When you create a database, a single usable user ID is also created. By default, the first user ID is DBA, and the password is initially sql (passwords are case sensitive). You can change the name and password of the DBA user using the DBA USER and DBA PASSWORD clauses of the CREATE DATABASE statement or by specifying the dbinit -dba option. See CREATE DATABASE statement, and Initialization utility (dbinit).
The DBA user ID automatically has DBA authority within the database. This level of permission enables DBA users to perform any activity in the database. They can create tables, change table structures, create new user IDs, revoke permissions from users, back up the database, and so on.
A user with DBA authority becomes the database administrator. In this chapter, references made to the database administrator, or DBA, include any user or users with DBA authority.
Although DBA authority may be granted or transferred to other user IDs, this chapter assumes that the DBA user ID is the database administrator, and that the abbreviation DBA means both the DBA user ID and any user ID with DBA authority.
The DBA has the authority to add new users to the database. As the DBA adds users, they are also granted permissions to perform tasks on the database. Some users may need to simply look at the database information using SQL queries, others may need to add information to the database, and others may need to modify the structure of the database itself. Although some of the responsibilities of the DBA may be handed over to other user IDs, the DBA is responsible for the overall management of the database by virtue of the DBA authority.
The DBA has authority to create database objects and assign ownership of these objects to other user IDs.
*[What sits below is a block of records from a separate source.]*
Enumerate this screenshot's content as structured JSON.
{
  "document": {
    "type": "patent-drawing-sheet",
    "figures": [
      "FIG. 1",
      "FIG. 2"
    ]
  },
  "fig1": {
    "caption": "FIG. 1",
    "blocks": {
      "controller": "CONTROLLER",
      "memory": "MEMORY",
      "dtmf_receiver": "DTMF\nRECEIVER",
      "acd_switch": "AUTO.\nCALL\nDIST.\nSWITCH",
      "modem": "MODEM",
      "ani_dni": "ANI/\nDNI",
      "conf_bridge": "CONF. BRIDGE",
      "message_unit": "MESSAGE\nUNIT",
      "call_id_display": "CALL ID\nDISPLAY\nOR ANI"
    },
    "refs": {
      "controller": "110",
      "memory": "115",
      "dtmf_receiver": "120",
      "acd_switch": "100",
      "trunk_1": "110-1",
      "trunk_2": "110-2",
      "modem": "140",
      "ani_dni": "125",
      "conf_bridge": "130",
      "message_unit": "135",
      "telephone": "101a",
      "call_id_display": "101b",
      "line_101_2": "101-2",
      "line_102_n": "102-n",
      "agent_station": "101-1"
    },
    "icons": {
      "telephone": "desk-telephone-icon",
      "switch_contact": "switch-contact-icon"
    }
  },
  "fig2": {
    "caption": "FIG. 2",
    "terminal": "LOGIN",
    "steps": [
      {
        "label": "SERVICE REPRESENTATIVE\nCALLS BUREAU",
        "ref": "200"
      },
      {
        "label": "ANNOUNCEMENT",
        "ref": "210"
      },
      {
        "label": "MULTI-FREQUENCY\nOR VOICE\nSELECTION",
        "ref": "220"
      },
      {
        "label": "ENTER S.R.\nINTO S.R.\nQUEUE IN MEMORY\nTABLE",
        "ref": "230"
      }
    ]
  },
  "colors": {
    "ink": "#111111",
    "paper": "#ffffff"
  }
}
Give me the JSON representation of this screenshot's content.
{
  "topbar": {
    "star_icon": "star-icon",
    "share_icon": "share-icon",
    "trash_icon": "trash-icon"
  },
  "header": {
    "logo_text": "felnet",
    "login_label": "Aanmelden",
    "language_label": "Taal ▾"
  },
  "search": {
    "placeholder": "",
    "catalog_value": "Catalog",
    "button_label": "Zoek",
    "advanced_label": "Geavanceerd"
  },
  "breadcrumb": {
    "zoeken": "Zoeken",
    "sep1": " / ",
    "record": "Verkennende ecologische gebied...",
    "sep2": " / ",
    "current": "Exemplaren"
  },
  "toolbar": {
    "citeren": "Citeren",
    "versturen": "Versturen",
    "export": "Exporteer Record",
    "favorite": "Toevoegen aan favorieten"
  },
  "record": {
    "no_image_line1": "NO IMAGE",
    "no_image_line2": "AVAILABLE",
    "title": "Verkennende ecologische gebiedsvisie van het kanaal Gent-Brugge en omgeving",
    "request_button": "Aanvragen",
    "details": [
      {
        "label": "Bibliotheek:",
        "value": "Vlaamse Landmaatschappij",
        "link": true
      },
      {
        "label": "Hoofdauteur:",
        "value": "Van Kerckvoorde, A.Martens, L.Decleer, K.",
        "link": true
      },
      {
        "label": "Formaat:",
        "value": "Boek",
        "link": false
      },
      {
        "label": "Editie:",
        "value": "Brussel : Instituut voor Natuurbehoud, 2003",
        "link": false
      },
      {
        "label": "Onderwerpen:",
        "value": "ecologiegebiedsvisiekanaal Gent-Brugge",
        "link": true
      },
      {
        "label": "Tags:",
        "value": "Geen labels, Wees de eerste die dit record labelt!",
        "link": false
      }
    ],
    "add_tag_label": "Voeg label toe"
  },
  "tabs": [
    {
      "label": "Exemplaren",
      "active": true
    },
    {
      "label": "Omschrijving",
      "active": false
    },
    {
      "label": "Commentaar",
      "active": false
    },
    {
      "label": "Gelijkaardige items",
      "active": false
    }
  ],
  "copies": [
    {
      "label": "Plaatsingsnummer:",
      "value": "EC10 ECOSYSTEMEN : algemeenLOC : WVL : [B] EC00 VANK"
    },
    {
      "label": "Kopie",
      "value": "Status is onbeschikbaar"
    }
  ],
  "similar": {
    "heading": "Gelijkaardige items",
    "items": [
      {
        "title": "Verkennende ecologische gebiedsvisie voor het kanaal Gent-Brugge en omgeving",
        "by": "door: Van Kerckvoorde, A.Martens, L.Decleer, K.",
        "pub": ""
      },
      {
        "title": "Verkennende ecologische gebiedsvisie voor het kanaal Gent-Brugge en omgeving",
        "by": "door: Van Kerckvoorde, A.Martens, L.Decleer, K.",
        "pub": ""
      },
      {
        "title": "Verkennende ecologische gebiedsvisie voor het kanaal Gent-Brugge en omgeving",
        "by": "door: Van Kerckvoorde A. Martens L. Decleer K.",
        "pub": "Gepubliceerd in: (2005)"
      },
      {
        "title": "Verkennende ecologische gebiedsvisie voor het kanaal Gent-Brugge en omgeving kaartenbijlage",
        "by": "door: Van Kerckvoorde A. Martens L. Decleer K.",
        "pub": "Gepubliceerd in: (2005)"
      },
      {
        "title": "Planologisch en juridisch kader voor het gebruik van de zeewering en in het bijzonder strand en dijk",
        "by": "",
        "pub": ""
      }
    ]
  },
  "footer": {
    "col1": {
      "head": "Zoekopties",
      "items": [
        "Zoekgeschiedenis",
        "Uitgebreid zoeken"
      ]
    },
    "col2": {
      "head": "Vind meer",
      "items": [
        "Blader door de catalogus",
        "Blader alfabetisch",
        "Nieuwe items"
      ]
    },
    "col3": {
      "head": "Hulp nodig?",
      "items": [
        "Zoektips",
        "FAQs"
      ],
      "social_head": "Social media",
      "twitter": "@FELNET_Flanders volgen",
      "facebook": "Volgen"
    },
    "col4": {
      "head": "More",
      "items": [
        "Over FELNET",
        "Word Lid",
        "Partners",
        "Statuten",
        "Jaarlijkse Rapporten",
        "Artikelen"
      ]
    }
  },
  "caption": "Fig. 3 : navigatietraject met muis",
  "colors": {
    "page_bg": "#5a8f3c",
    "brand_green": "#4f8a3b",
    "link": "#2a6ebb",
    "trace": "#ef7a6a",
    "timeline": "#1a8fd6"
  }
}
To prevent unauthorized access to your data, you should change the password for the DBA user (or change the DBA user and password) before deploying the database.